“I have watched inmates learn Transcendental Meditation and become more human after a long and isolating period of becoming less human,” said study co-author Dr. Tom O’Conner, Assistant Professor of Criminal Justice at Western Oregon University. “TM helps to awaken, deepen, and solidify the kind of transformational process that we so badly need in our overburdened and costly correctional system.”

The study, Reduced trauma symptoms and perceived stress in male prison inmates through the Transcendental Meditation program: A randomized controlled trial, was published in The Permanente Journal, and funded by the David Lynch Foundation

Read more valuable information about this study in the press release, from where this content was excerpted, on EurekAlert!/AAAS.

NCBI: https://www.ncbi.nlm.nih.gov/pmc/articles/PMC5101089/

Another study, this one done with female prisoners, also in Oregon, will be published later this month.

Transcendental Meditation for Barbados Prisoners

February 21, 2010

Prisons Superintendent pushes transcendental meditation for prisoners

Posted by admin on 2/19/10 • Categorized as Crime/police

Prisoners at the Dominica State Prison have received the opportunity to learn the art of transcendental meditation, as well as engage in competitive indoor and outdoor sports on the prison’s compound, according to Superintendent of Prisons Algernon Anthony Charter.

In his address at the closing of the January Criminal Assizes at the High Court of Justice on Thursday Charter said the transcendental meditation program which recently started is intended to help change the behaviour of prisoners.

“This will help them to relax …. We hope that it will help them to see and behave differently,” Charter noted.

He assured that this program would not give prisoners the power or ability to abandon the prison grounds.

“The inmates who are going to do transcendental meditation, we give the assurance that they will not leave the prison shores … we offer opportunities hoping that they change their cognition,” Charter said.

“We are also going to start very soon some competitive sports between the inmates, booth indoor and outdoor,” he added.

A skills training program is being conducted at the institution, where prisoners are taught construction.

“We continue to do some skills work with inmates in terms of construction.

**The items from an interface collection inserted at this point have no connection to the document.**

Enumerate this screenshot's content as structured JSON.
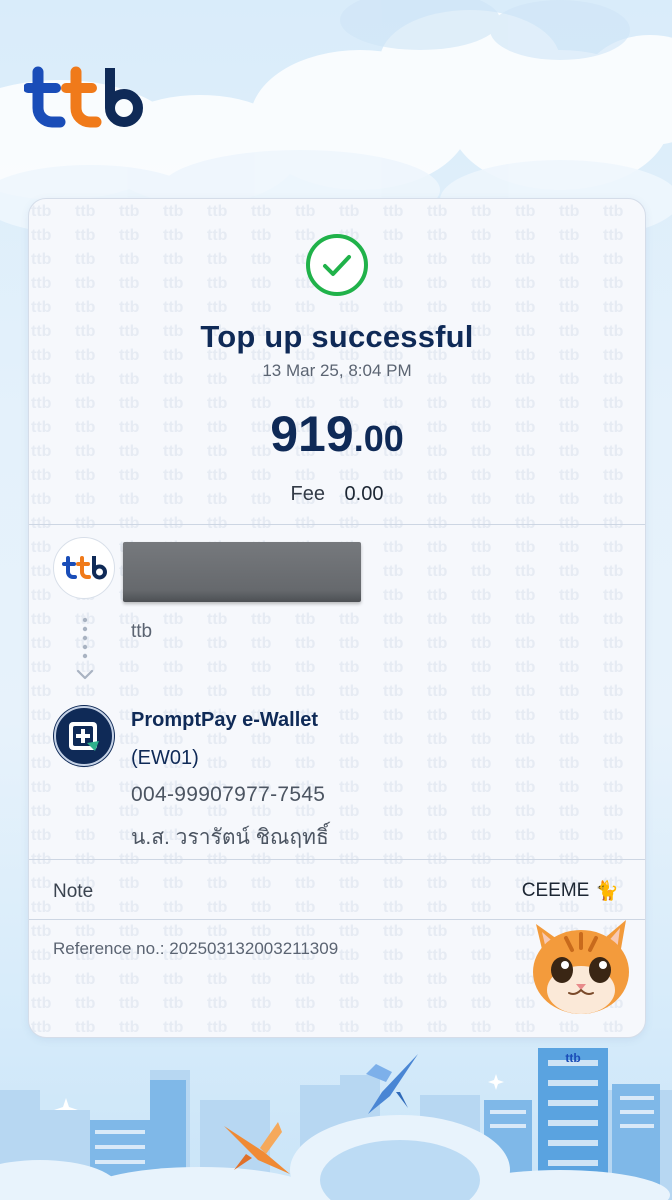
{
  "brand": {
    "logo_text": "ttb",
    "logo_colors": {
      "blue": "#1a4db8",
      "orange": "#f07a1a",
      "navy": "#0f2a57"
    }
  },
  "receipt": {
    "status_title": "Top up successful",
    "status_icon": "check-circle-icon",
    "status_color": "#20b24a",
    "datetime": "13 Mar 25, 8:04 PM",
    "amount_integer": "919",
    "amount_decimal": ".00",
    "fee_label": "Fee",
    "fee_value": "0.00"
  },
  "from": {
    "bank_name": "ttb",
    "account_redacted": true
  },
  "to": {
    "provider": "PromptPay e-Wallet",
    "code": "(EW01)",
    "account_number": "004-99907977-7545",
    "holder_name": "น.ส. วรารัตน์ ชิณฤทธิ์"
  },
  "note": {
    "label": "Note",
    "value": "CEEME",
    "value_emoji": "🐈"
  },
  "reference": {
    "text": "Reference no.: 20250313200321​1309"
  },
  "decor": {
    "cat_sticker": "cat-face-icon",
    "birds": [
      "bird-icon-blue",
      "bird-icon-orange"
    ],
    "building_label": "ttb"
  }
}
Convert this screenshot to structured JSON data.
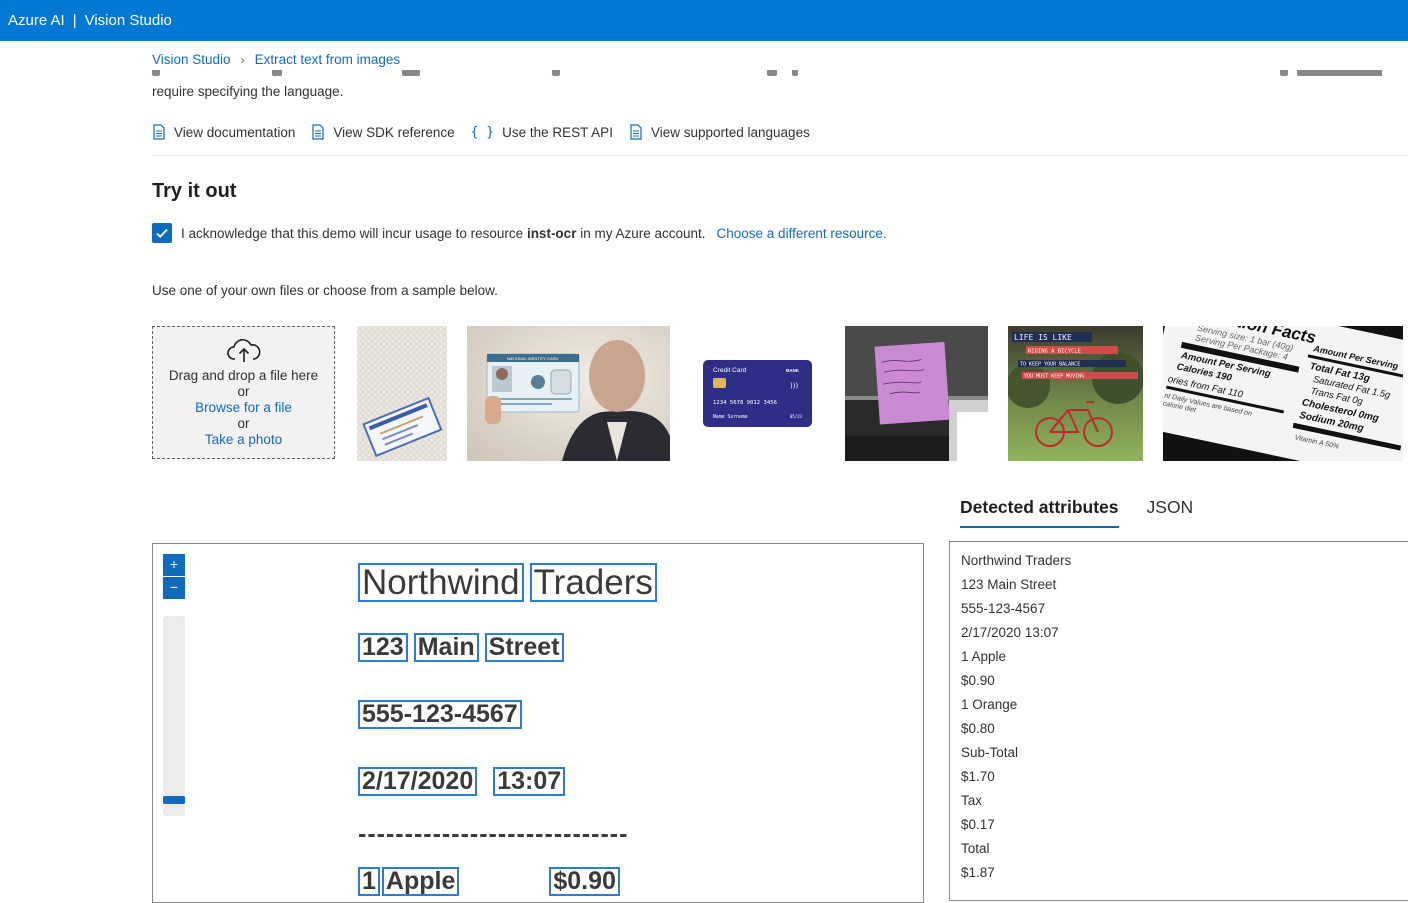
{
  "topbar": {
    "brand": "Azure AI",
    "separator": "|",
    "product": "Vision Studio"
  },
  "breadcrumb": {
    "home": "Vision Studio",
    "current": "Extract text from images"
  },
  "description_tail": "require specifying the language.",
  "quick_links": [
    {
      "label": "View documentation",
      "icon": "document-icon"
    },
    {
      "label": "View SDK reference",
      "icon": "document-icon"
    },
    {
      "label": "Use the REST API",
      "icon": "braces-icon"
    },
    {
      "label": "View supported languages",
      "icon": "document-icon"
    }
  ],
  "try_it": {
    "title": "Try it out",
    "ack_prefix": "I acknowledge that this demo will incur usage to resource ",
    "resource_name": "inst-ocr",
    "ack_suffix": " in my Azure account.",
    "change_link": "Choose a different resource.",
    "use_text": "Use one of your own files or choose from a sample below."
  },
  "dropzone": {
    "line1": "Drag and drop a file here",
    "or1": "or",
    "browse": "Browse for a file",
    "or2": "or",
    "photo": "Take a photo"
  },
  "samples": {
    "id_card_title": "NATIONAL IDENTITY CARD",
    "credit_card_title": "Credit Card",
    "credit_card_bank": "BANK",
    "credit_card_number": "1234 5678 9012 3456",
    "credit_card_name": "Name Surname",
    "credit_card_exp": "05/23",
    "poster_lines": [
      "LIFE IS LIKE",
      "RIDING A BICYCLE",
      "TO KEEP YOUR BALANCE",
      "YOU MUST KEEP MOVING"
    ],
    "nutrition": {
      "title": "Nutrition Facts",
      "serving_size": "Serving size: 1 bar (40g)",
      "servings": "Serving Per Package: 4",
      "amount_per_serving": "Amount Per Serving",
      "calories": "Calories 190",
      "calories_fat": "ories from Fat 110",
      "daily": "nt Daily Values are based on",
      "diet": "calorie diet",
      "total_fat": "Total Fat 13g",
      "sat_fat": "Saturated Fat 1.5g",
      "trans_fat": "Trans Fat 0g",
      "cholesterol": "Cholesterol 0mg",
      "sodium": "Sodium 20mg",
      "vitamin": "Vitamin A 50%"
    }
  },
  "result_tabs": {
    "detected": "Detected attributes",
    "json": "JSON"
  },
  "viewer": {
    "zoom_in": "+",
    "zoom_out": "−",
    "receipt": {
      "line1": [
        "Northwind",
        "Traders"
      ],
      "line2": [
        "123",
        "Main",
        "Street"
      ],
      "line3": [
        "555-123-4567"
      ],
      "line4": [
        "2/17/2020",
        "13:07"
      ],
      "divider": "-----------------------------",
      "line6": [
        "1",
        "Apple",
        "$0.90"
      ]
    }
  },
  "detected_lines": [
    "Northwind Traders",
    "123 Main Street",
    "555-123-4567",
    "2/17/2020 13:07",
    "1 Apple",
    "$0.90",
    "1 Orange",
    "$0.80",
    "Sub-Total",
    "$1.70",
    "Tax",
    "$0.17",
    "Total",
    "$1.87"
  ],
  "colors": {
    "accent": "#0078d4",
    "link": "#0f6cbd",
    "bbox": "#2b7cd3"
  }
}
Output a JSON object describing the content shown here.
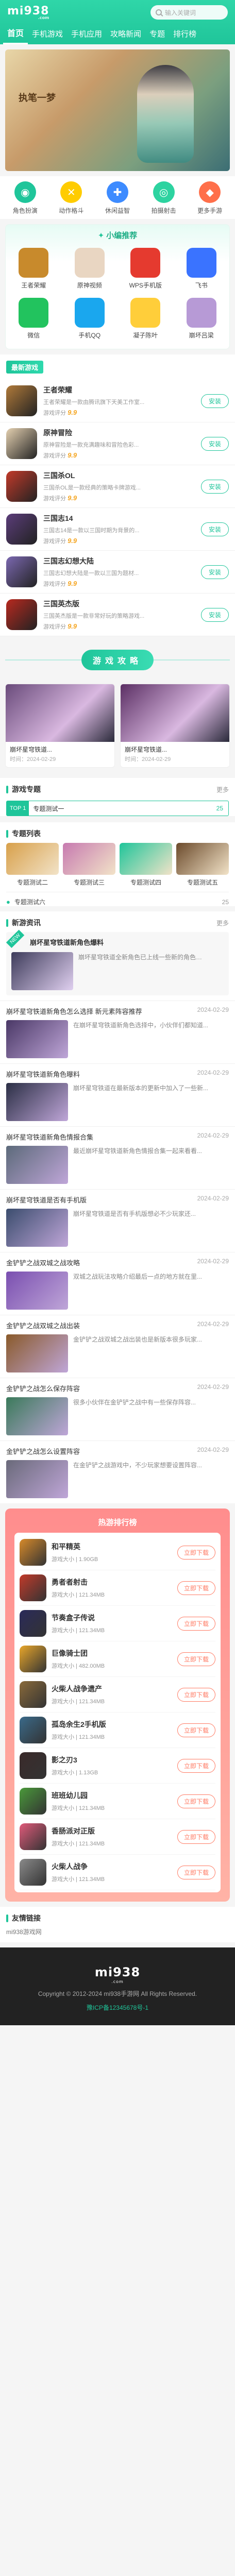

We are constructing a new kitchen, bakery, mess hall and stall room facility with the help of the inmates,” Charter informed.

He also gave an account of the population of the state prison, stating that 275 inmates are housed there – four females and 271 males.

Sixty-nine males and one female are convicted from the High Court, while 143 males and three females were sentenced at the Magistrate’s Court. Fifty-six males are on remand, including three males standing for trial.

The superintendent said that there are a small number of juveniles enrolled at the prison. They are housed separately from the adults. Charter said that most violent fights occur among juveniles.

Hermisha Rolle/staff reporter.


%d bloggers like this: